♦ Would a viewer who can read Chinese and is familiar with traditional ink painting react to the exhibition in the same way as a viewer who cannot read the text on the paintings and knows nothing about the type of materials used?
When looking at Qiu Zhijie’s works, it is really helpful to be able to read the words in the work (in both Chinese and English), as each set of words in the picture is a concept that the artist wants to convey, and these concepts represent both his perception of the world and his view of the world and the universe.
One of the words on one of the paintings is ‘security’, a word written in the centre of a mountainous area, and when you see the words and the image you are reminded of being wrapped up in your surroundings, which is a very strong feeling.
♦ The international careers of Qiu Zhijie, Lara Favaretto and Nina Pereg. If your ambition is to work with galleries in the future, what can you learn from the career progression of the artists on show?
On the one hand, I would like my work to be involved in book publishing, on the other hand, I would like to have some artworks to work with galleries, these are two important directions for the future development of my work. If working with a gallery I think the work needs to add more to the narrative of the picture itself, a series of concepts and studies would be beneficial.
♦ Is Qiu Zhijie’s work illustration or fine art? Or neither?
Depending on the interpretation of the audience, I think his work could be calligraphy, art, illustration work or even something else. Because the work is not monolithic in its conceptual expression of art, it is very rich and readable.

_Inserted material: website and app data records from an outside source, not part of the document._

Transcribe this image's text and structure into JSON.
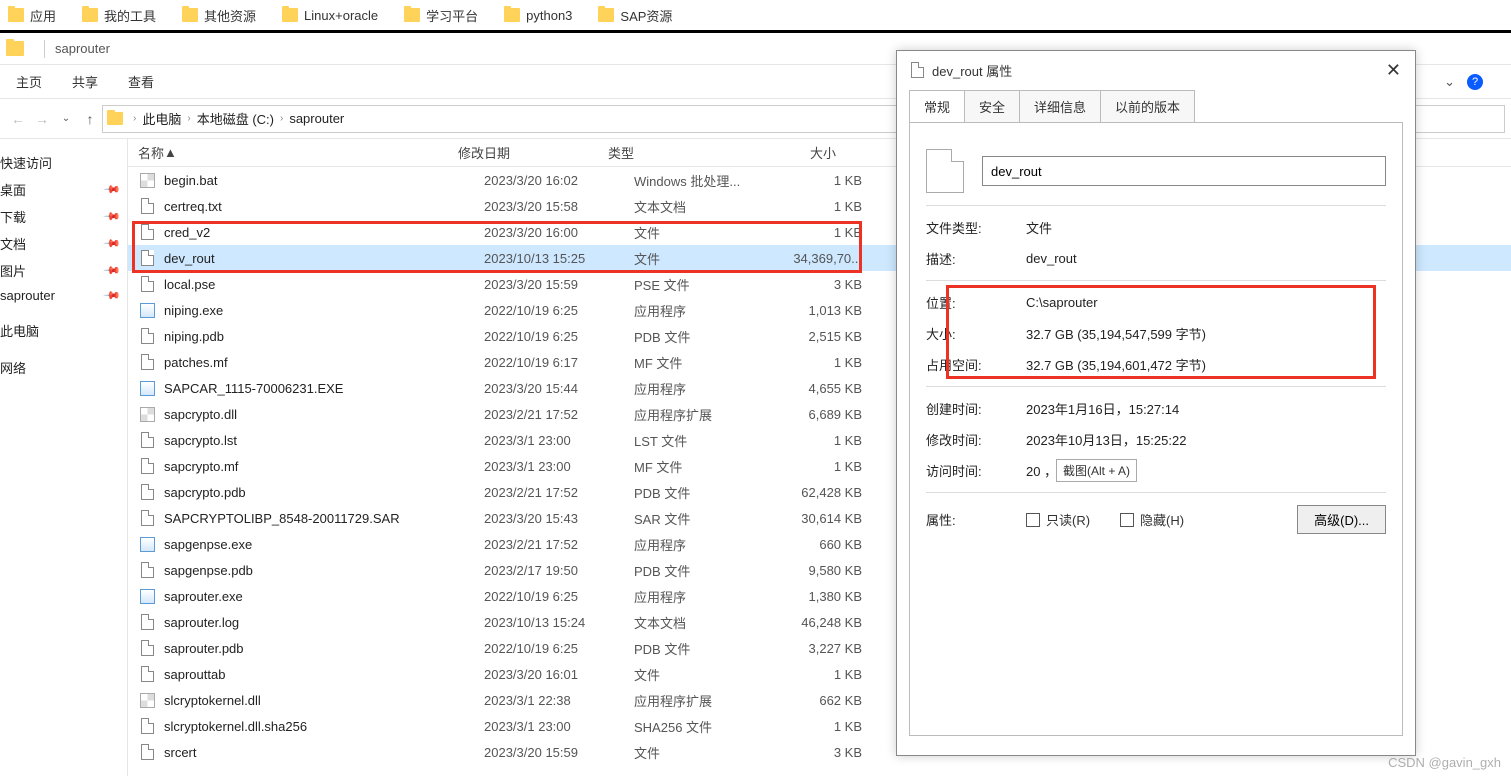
{
  "bookmarks": [
    "应用",
    "我的工具",
    "其他资源",
    "Linux+oracle",
    "学习平台",
    "python3",
    "SAP资源"
  ],
  "window_title": "saprouter",
  "ribbon": {
    "home": "主页",
    "share": "共享",
    "view": "查看"
  },
  "breadcrumb": {
    "pc": "此电脑",
    "drive": "本地磁盘 (C:)",
    "folder": "saprouter"
  },
  "columns": {
    "name": "名称",
    "date": "修改日期",
    "type": "类型",
    "size": "大小"
  },
  "sidebar": {
    "quick": "快速访问",
    "items": [
      "桌面",
      "下载",
      "文档",
      "图片",
      "saprouter"
    ],
    "pc": "此电脑",
    "net": "网络"
  },
  "files": [
    {
      "n": "begin.bat",
      "d": "2023/3/20 16:02",
      "t": "Windows 批处理...",
      "s": "1 KB",
      "ic": "sys"
    },
    {
      "n": "certreq.txt",
      "d": "2023/3/20 15:58",
      "t": "文本文档",
      "s": "1 KB",
      "ic": "file"
    },
    {
      "n": "cred_v2",
      "d": "2023/3/20 16:00",
      "t": "文件",
      "s": "1 KB",
      "ic": "file"
    },
    {
      "n": "dev_rout",
      "d": "2023/10/13 15:25",
      "t": "文件",
      "s": "34,369,70...",
      "ic": "file",
      "sel": true
    },
    {
      "n": "local.pse",
      "d": "2023/3/20 15:59",
      "t": "PSE 文件",
      "s": "3 KB",
      "ic": "file"
    },
    {
      "n": "niping.exe",
      "d": "2022/10/19 6:25",
      "t": "应用程序",
      "s": "1,013 KB",
      "ic": "exe"
    },
    {
      "n": "niping.pdb",
      "d": "2022/10/19 6:25",
      "t": "PDB 文件",
      "s": "2,515 KB",
      "ic": "file"
    },
    {
      "n": "patches.mf",
      "d": "2022/10/19 6:17",
      "t": "MF 文件",
      "s": "1 KB",
      "ic": "file"
    },
    {
      "n": "SAPCAR_1115-70006231.EXE",
      "d": "2023/3/20 15:44",
      "t": "应用程序",
      "s": "4,655 KB",
      "ic": "exe"
    },
    {
      "n": "sapcrypto.dll",
      "d": "2023/2/21 17:52",
      "t": "应用程序扩展",
      "s": "6,689 KB",
      "ic": "sys"
    },
    {
      "n": "sapcrypto.lst",
      "d": "2023/3/1 23:00",
      "t": "LST 文件",
      "s": "1 KB",
      "ic": "file"
    },
    {
      "n": "sapcrypto.mf",
      "d": "2023/3/1 23:00",
      "t": "MF 文件",
      "s": "1 KB",
      "ic": "file"
    },
    {
      "n": "sapcrypto.pdb",
      "d": "2023/2/21 17:52",
      "t": "PDB 文件",
      "s": "62,428 KB",
      "ic": "file"
    },
    {
      "n": "SAPCRYPTOLIBP_8548-20011729.SAR",
      "d": "2023/3/20 15:43",
      "t": "SAR 文件",
      "s": "30,614 KB",
      "ic": "file"
    },
    {
      "n": "sapgenpse.exe",
      "d": "2023/2/21 17:52",
      "t": "应用程序",
      "s": "660 KB",
      "ic": "exe"
    },
    {
      "n": "sapgenpse.pdb",
      "d": "2023/2/17 19:50",
      "t": "PDB 文件",
      "s": "9,580 KB",
      "ic": "file"
    },
    {
      "n": "saprouter.exe",
      "d": "2022/10/19 6:25",
      "t": "应用程序",
      "s": "1,380 KB",
      "ic": "exe"
    },
    {
      "n": "saprouter.log",
      "d": "2023/10/13 15:24",
      "t": "文本文档",
      "s": "46,248 KB",
      "ic": "file"
    },
    {
      "n": "saprouter.pdb",
      "d": "2022/10/19 6:25",
      "t": "PDB 文件",
      "s": "3,227 KB",
      "ic": "file"
    },
    {
      "n": "saprouttab",
      "d": "2023/3/20 16:01",
      "t": "文件",
      "s": "1 KB",
      "ic": "file"
    },
    {
      "n": "slcryptokernel.dll",
      "d": "2023/3/1 22:38",
      "t": "应用程序扩展",
      "s": "662 KB",
      "ic": "sys"
    },
    {
      "n": "slcryptokernel.dll.sha256",
      "d": "2023/3/1 23:00",
      "t": "SHA256 文件",
      "s": "1 KB",
      "ic": "file"
    },
    {
      "n": "srcert",
      "d": "2023/3/20 15:59",
      "t": "文件",
      "s": "3 KB",
      "ic": "file"
    }
  ],
  "dialog": {
    "title": "dev_rout 属性",
    "tabs": [
      "常规",
      "安全",
      "详细信息",
      "以前的版本"
    ],
    "name": "dev_rout",
    "rows": {
      "type_l": "文件类型:",
      "type_v": "文件",
      "desc_l": "描述:",
      "desc_v": "dev_rout",
      "loc_l": "位置:",
      "loc_v": "C:\\saprouter",
      "size_l": "大小:",
      "size_v": "32.7 GB (35,194,547,599 字节)",
      "disk_l": "占用空间:",
      "disk_v": "32.7 GB (35,194,601,472 字节)",
      "created_l": "创建时间:",
      "created_v": "2023年1月16日，15:27:14",
      "modified_l": "修改时间:",
      "modified_v": "2023年10月13日，15:25:22",
      "accessed_l": "访问时间:",
      "accessed_v": "20                           ，15:25:21",
      "attr_l": "属性:",
      "readonly": "只读(R)",
      "hidden": "隐藏(H)",
      "advanced": "高级(D)..."
    },
    "tooltip": "截图(Alt + A)"
  },
  "watermark": "CSDN @gavin_gxh"
}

I think the artist himself does not want to solidify the work in a single form, which is what makes a mature artist great.